For all the trouble it caused Democratic leaders over the health care reform bill, the House Democratic Blue Dog Coalition was surprisingly silent when House Speaker Nancy Pelosi finally dropped the 2,000-page, $1.05 trillion legislation.
The 51 Blue Dog members sent a letter late Thursday to Congressional Budget Office Director Doug Elmendorf, asking for him to say whether the bill would reduce the long-term costs of health care to the federal government. But the normally noisy group was hard to find after Pelosi's bill hit. Read More
President Obama touted upbeat economic news as proof his stimulus spending was working, but Republicans cited the jobless recovery as a reason to shift priorities.
"The steps we've taken have made a difference," Obama said at the White House. "But I also know we have a long way to go."
The economy grew by 3.5 percent in the third quarter of the year, according to the Commerce Department. The positive growth ended four consecutive quarters of economic contraction. Read More
Speaker Nancy Pelosi, D-Calif., is expected to reveal Thursday the final House version of sweeping health-care legislation that would create a government-run insurance plan.
The bill emerges after a deal between moderate and liberal Democrats to create a government insurance benefit open to all Americans, as liberals want, but to be more generous in paying doctors and hospitals than liberals had intended.
A day after Senate Majority Leader Harry Reid announced he will put forward a health care bill that includes a government-run insurance plan, Sen. Joe Lieberman threw up a roadblock, promising to stop the legislation with the help of what could be 10 or more Democrats.
Lieberman told reporters on that he is opposed to the creation of a public option and will not back any bill that includes such a provision, even if it is created via a "trigger" or an "opt in" strategy. Read More
As official White House statements go, the latest on Senate Democratic leader Harry Reid's plan to tack a government-run insurance plan onto the Senate's health care reform bill was uncommonly enigmatic.
"As [President Obama] said to Congress and the nation in September, he supports the public option because it has the potential to play an essential role in holding insurance companies accountable through choice and competition," said White House press secretary Robert Gibbs. Read More
As promised, Barack Obama is bringing change to America. He's making it more Republican.
It's not that more people are actually becoming Republicans or calling themselves Republicans -- the number of voters who formally identify with the party is at its lowest point in years. But we appear to be in the early stages of a shift in which political independents, people who not too long ago were sick of Republicans, are now leaning toward GOP positions on some key issues. Read More
The Senate will vote on a sweeping health care reform bill that includes a government-run insurance option, but in a nod to significant opposition among lawmakers in the Democratic party, states will have until 2014 to "opt out" of the public plan.

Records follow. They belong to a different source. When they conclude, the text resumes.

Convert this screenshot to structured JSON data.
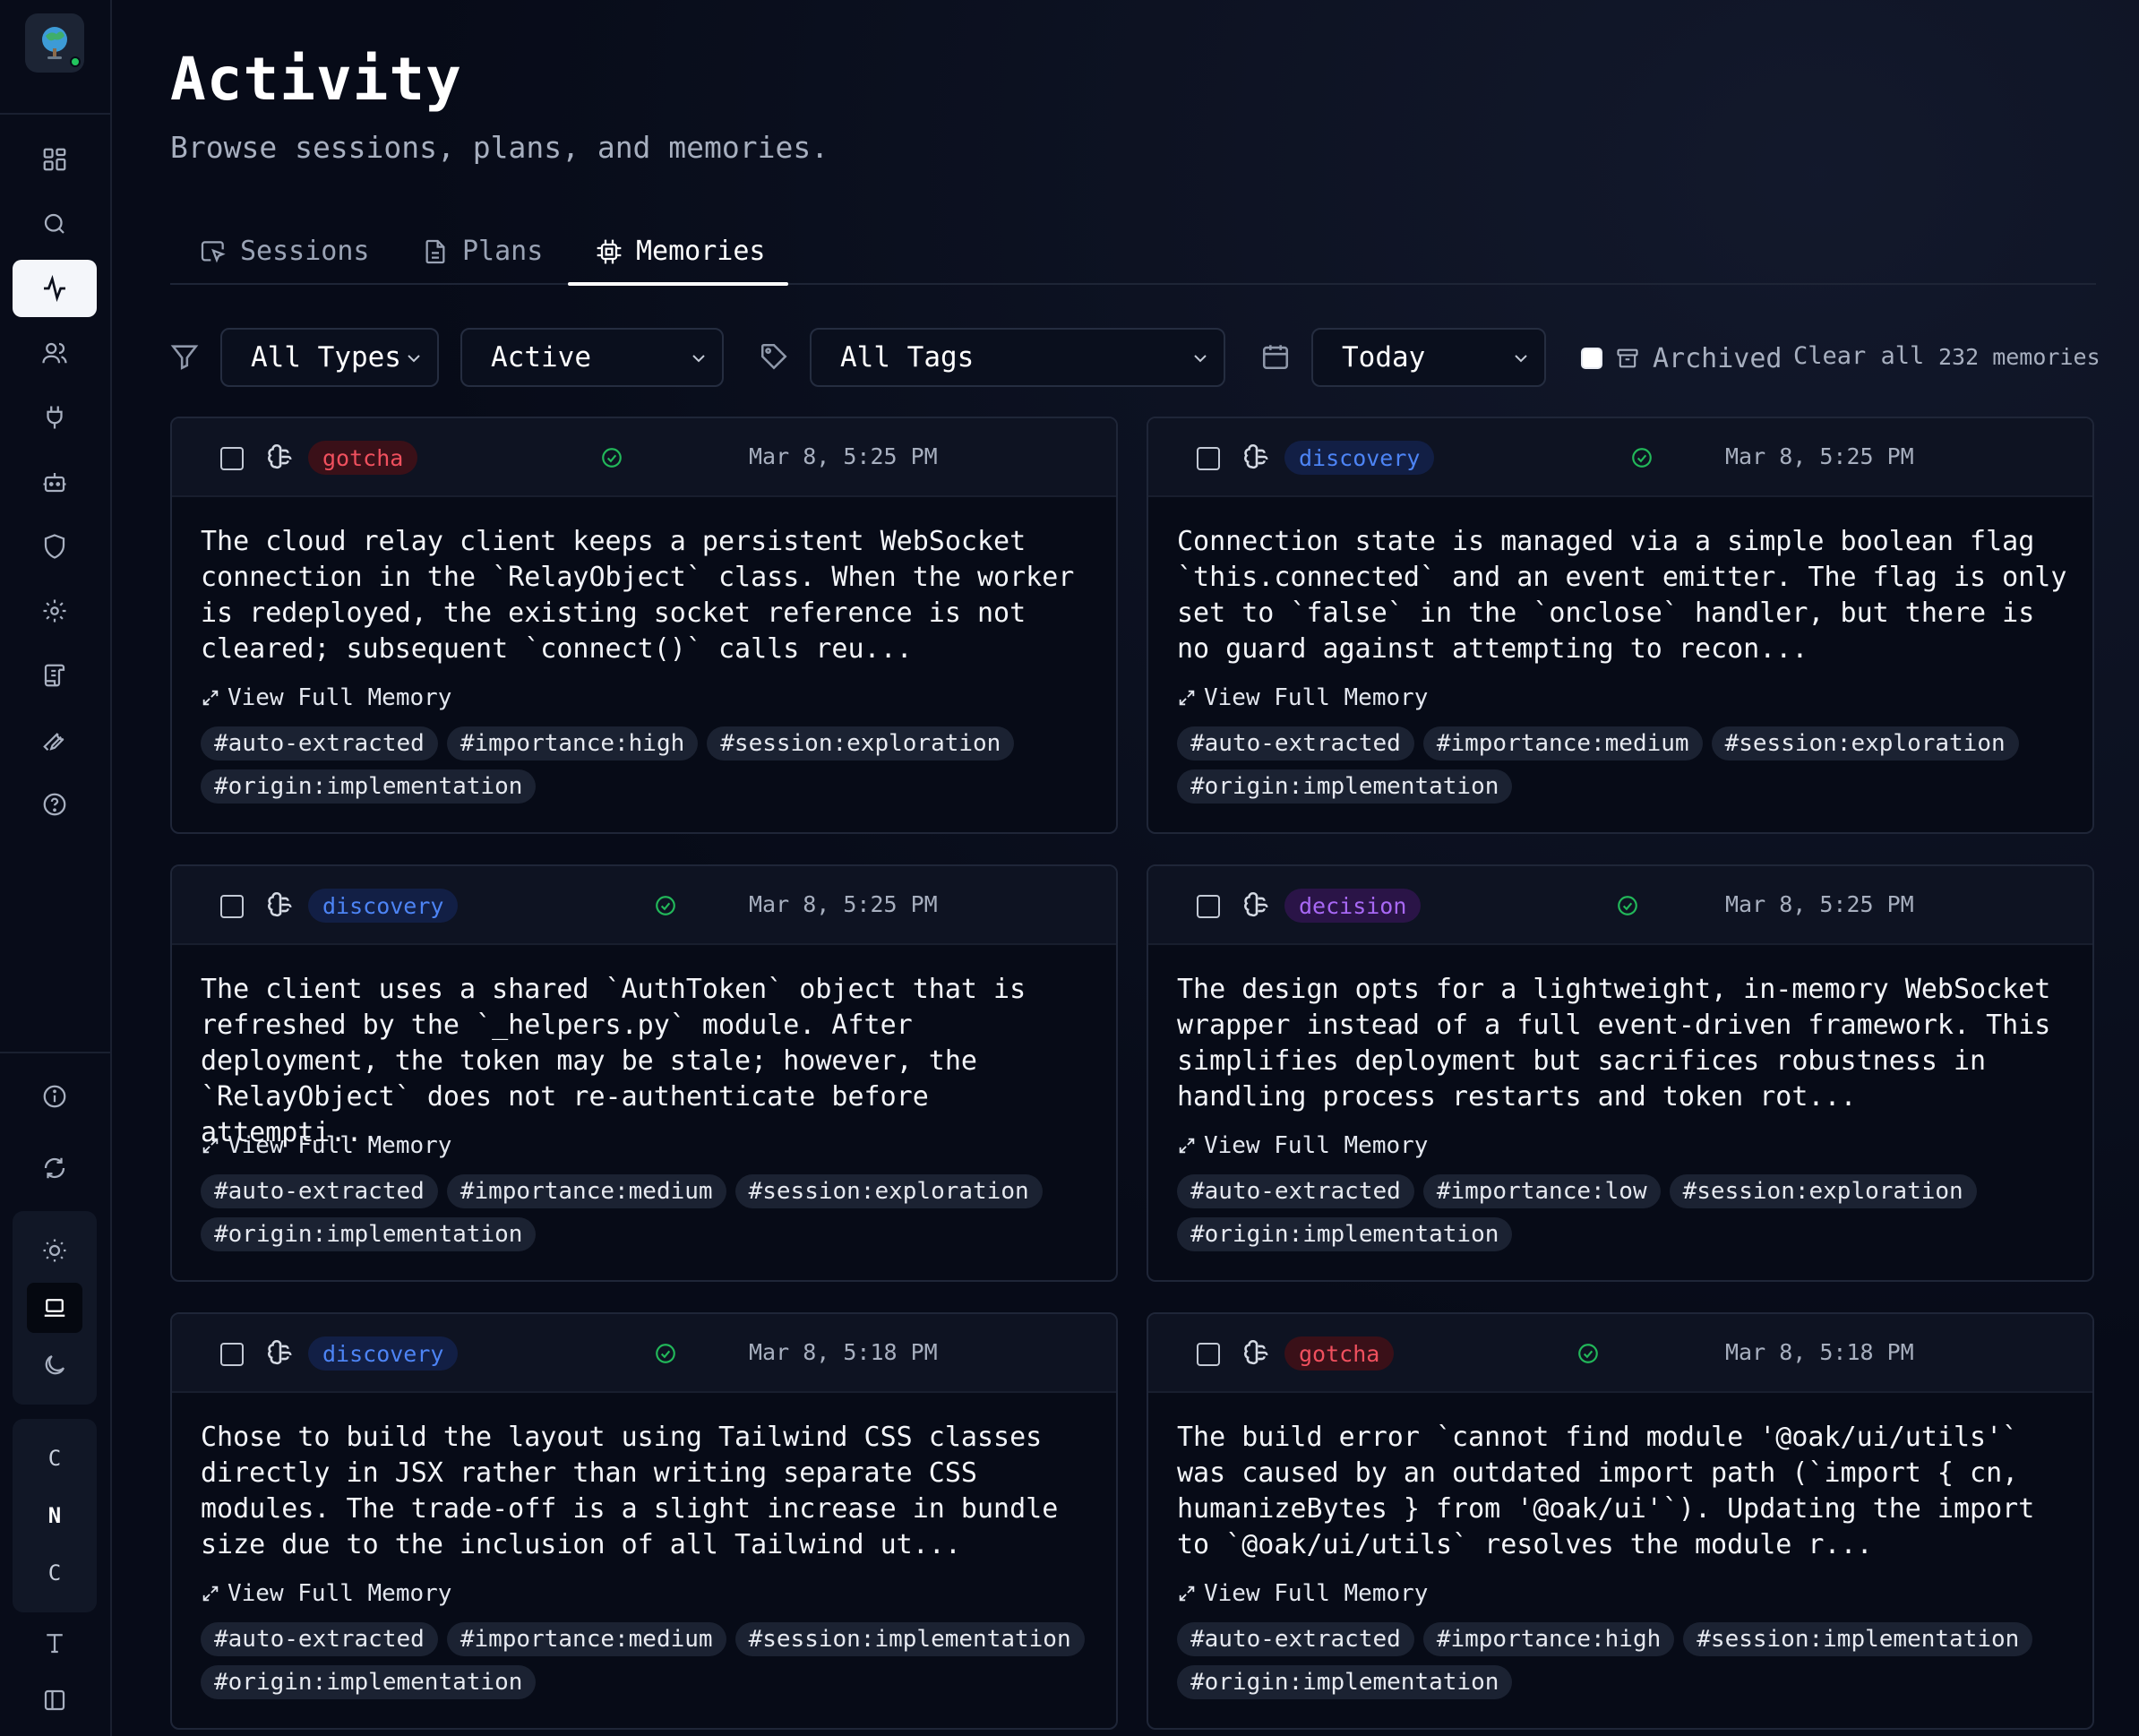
{
  "page": {
    "title": "Activity",
    "subtitle": "Browse sessions, plans, and memories."
  },
  "tabs": [
    {
      "label": "Sessions",
      "icon": "cursor-window-icon"
    },
    {
      "label": "Plans",
      "icon": "document-icon"
    },
    {
      "label": "Memories",
      "icon": "chip-icon",
      "active": true
    }
  ],
  "filters": {
    "type": "All Types",
    "status": "Active",
    "tags": "All Tags",
    "date": "Today",
    "archived_label": "Archived",
    "clear_label": "Clear all",
    "count_label": "232 memories"
  },
  "sidebar": {
    "letters": [
      "C",
      "N",
      "C"
    ],
    "active_item": "activity"
  },
  "colors": {
    "gotcha": "#f0505e",
    "discovery": "#4d84f5",
    "decision": "#a868f5",
    "success": "#22b85a"
  },
  "cards": [
    {
      "type": "gotcha",
      "date": "Mar 8, 5:25 PM",
      "body": "The cloud relay client keeps a persistent WebSocket connection in the `RelayObject` class. When the worker is redeployed, the existing socket reference is not cleared; subsequent `connect()` calls reu...",
      "link": "View Full Memory",
      "tags": [
        "#auto-extracted",
        "#importance:high",
        "#session:exploration",
        "#origin:implementation"
      ]
    },
    {
      "type": "discovery",
      "date": "Mar 8, 5:25 PM",
      "body": "Connection state is managed via a simple boolean flag `this.connected` and an event emitter. The flag is only set to `false` in the `onclose` handler, but there is no guard against attempting to recon...",
      "link": "View Full Memory",
      "tags": [
        "#auto-extracted",
        "#importance:medium",
        "#session:exploration",
        "#origin:implementation"
      ]
    },
    {
      "type": "discovery",
      "date": "Mar 8, 5:25 PM",
      "body": "The client uses a shared `AuthToken` object that is refreshed by the `_helpers.py` module. After deployment, the token may be stale; however, the `RelayObject` does not re-authenticate before attempti...",
      "link": "View Full Memory",
      "tags": [
        "#auto-extracted",
        "#importance:medium",
        "#session:exploration",
        "#origin:implementation"
      ]
    },
    {
      "type": "decision",
      "date": "Mar 8, 5:25 PM",
      "body": "The design opts for a lightweight, in-memory WebSocket wrapper instead of a full event-driven framework. This simplifies deployment but sacrifices robustness in handling process restarts and token rot...",
      "link": "View Full Memory",
      "tags": [
        "#auto-extracted",
        "#importance:low",
        "#session:exploration",
        "#origin:implementation"
      ]
    },
    {
      "type": "discovery",
      "date": "Mar 8, 5:18 PM",
      "body": "Chose to build the layout using Tailwind CSS classes directly in JSX rather than writing separate CSS modules. The trade-off is a slight increase in bundle size due to the inclusion of all Tailwind ut...",
      "link": "View Full Memory",
      "tags": [
        "#auto-extracted",
        "#importance:medium",
        "#session:implementation",
        "#origin:implementation"
      ]
    },
    {
      "type": "gotcha",
      "date": "Mar 8, 5:18 PM",
      "body": "The build error `cannot find module '@oak/ui/utils'` was caused by an outdated import path (`import { cn, humanizeBytes } from '@oak/ui'`). Updating the import to `@oak/ui/utils` resolves the module r...",
      "link": "View Full Memory",
      "tags": [
        "#auto-extracted",
        "#importance:high",
        "#session:implementation",
        "#origin:implementation"
      ]
    }
  ]
}
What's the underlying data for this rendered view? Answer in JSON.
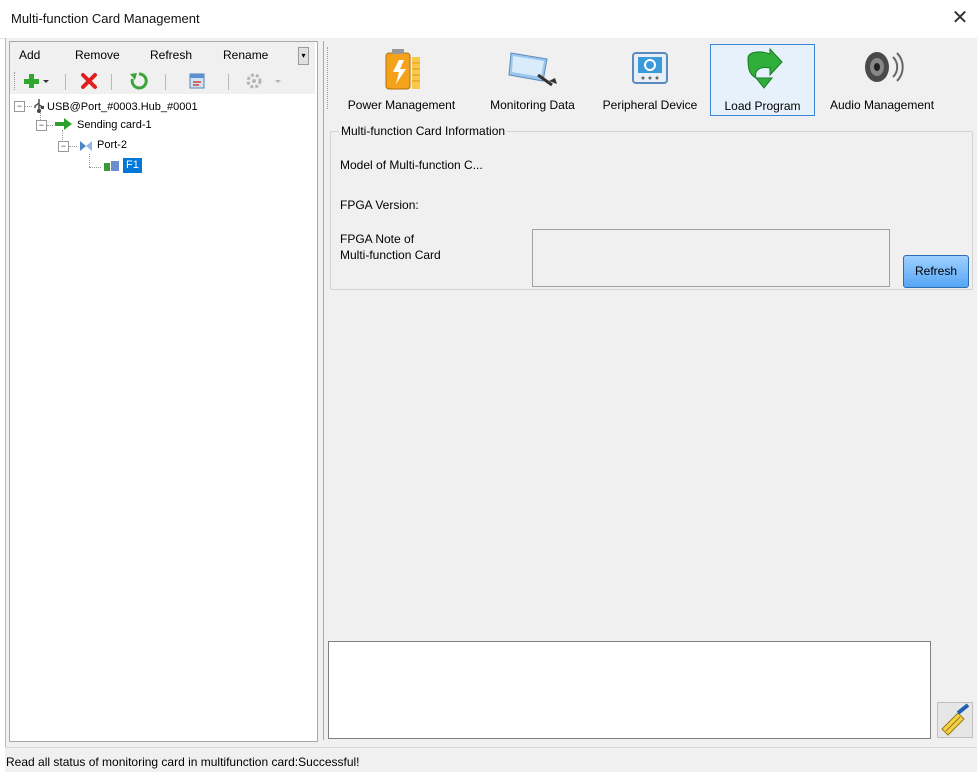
{
  "window": {
    "title": "Multi-function Card Management",
    "close_glyph": "✕"
  },
  "left_menu": {
    "items": [
      "Add",
      "Remove",
      "Refresh",
      "Rename"
    ]
  },
  "left_toolbar": {
    "icons": [
      "add-icon",
      "delete-icon",
      "refresh-icon",
      "properties-icon",
      "settings-icon"
    ]
  },
  "tree": {
    "root": "USB@Port_#0003.Hub_#0001",
    "sending_card": "Sending card-1",
    "port": "Port-2",
    "leaf": "F1"
  },
  "modules": [
    {
      "label": "Power Management",
      "icon": "battery-icon"
    },
    {
      "label": "Monitoring Data",
      "icon": "monitor-icon"
    },
    {
      "label": "Peripheral Device",
      "icon": "device-icon"
    },
    {
      "label": "Load Program",
      "icon": "download-arrow-icon",
      "active": true
    },
    {
      "label": "Audio Management",
      "icon": "speaker-icon"
    }
  ],
  "info": {
    "group_title": "Multi-function Card Information",
    "model_label": "Model of Multi-function C...",
    "fpga_version_label": "FPGA Version:",
    "fpga_note_label_1": "FPGA Note of",
    "fpga_note_label_2": "Multi-function Card",
    "fpga_note_value": "",
    "refresh_label": "Refresh"
  },
  "log": {
    "text": ""
  },
  "status": {
    "text": "Read all status of monitoring card in multifunction card:Successful!"
  },
  "colors": {
    "accent": "#3c86d8",
    "selection": "#0078d7",
    "button_top": "#9fd0ff",
    "button_bottom": "#55a6f5"
  }
}
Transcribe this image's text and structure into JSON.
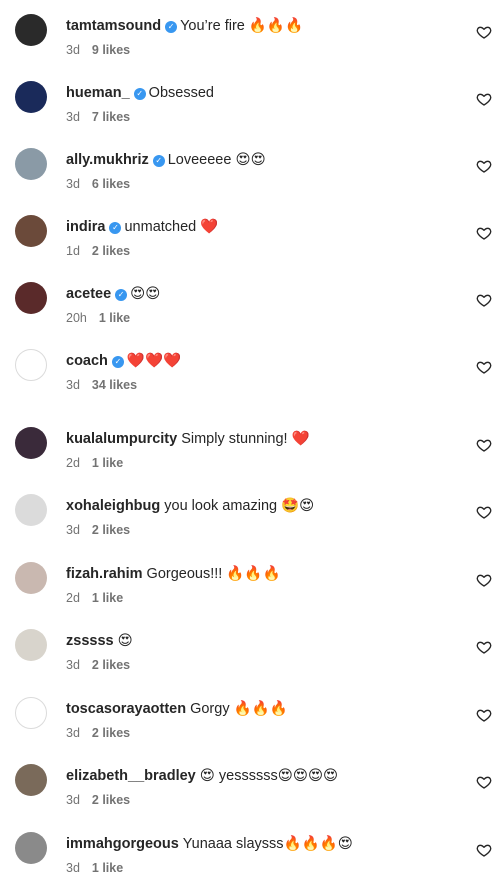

Senate Majority Leader Harry Reid, D-Nev., gave few details about the proposal, which he has been crafting for two weeks behind closed doors with a handful of top Democrats and White House officials. Read More
Has President Obama dillied and dallied too long in making his decision on whether to send additional forces to Afghanistan? Republicans led by former Vice President Cheney increasingly assert as much.
In fairness to GOP friends, some of the criticism may be politically useful by keeping up the pressure on any administration officials who may wish to hem and haw indefinitely. But such a charge cannot yet be leveled at Obama himself. Read More
A bleaker-than-expected report on new jobless claims has the White House defending its economic policies, even as persistent deficit worries threaten President Obama's larger policy agenda.
And there could be more trouble ahead for Obama as the holiday season approaches and scrutiny of his efforts on the economy intensify. A big concern for economists is how the unemployment rate will hurt consumer spending -- a major part of the economy. Read More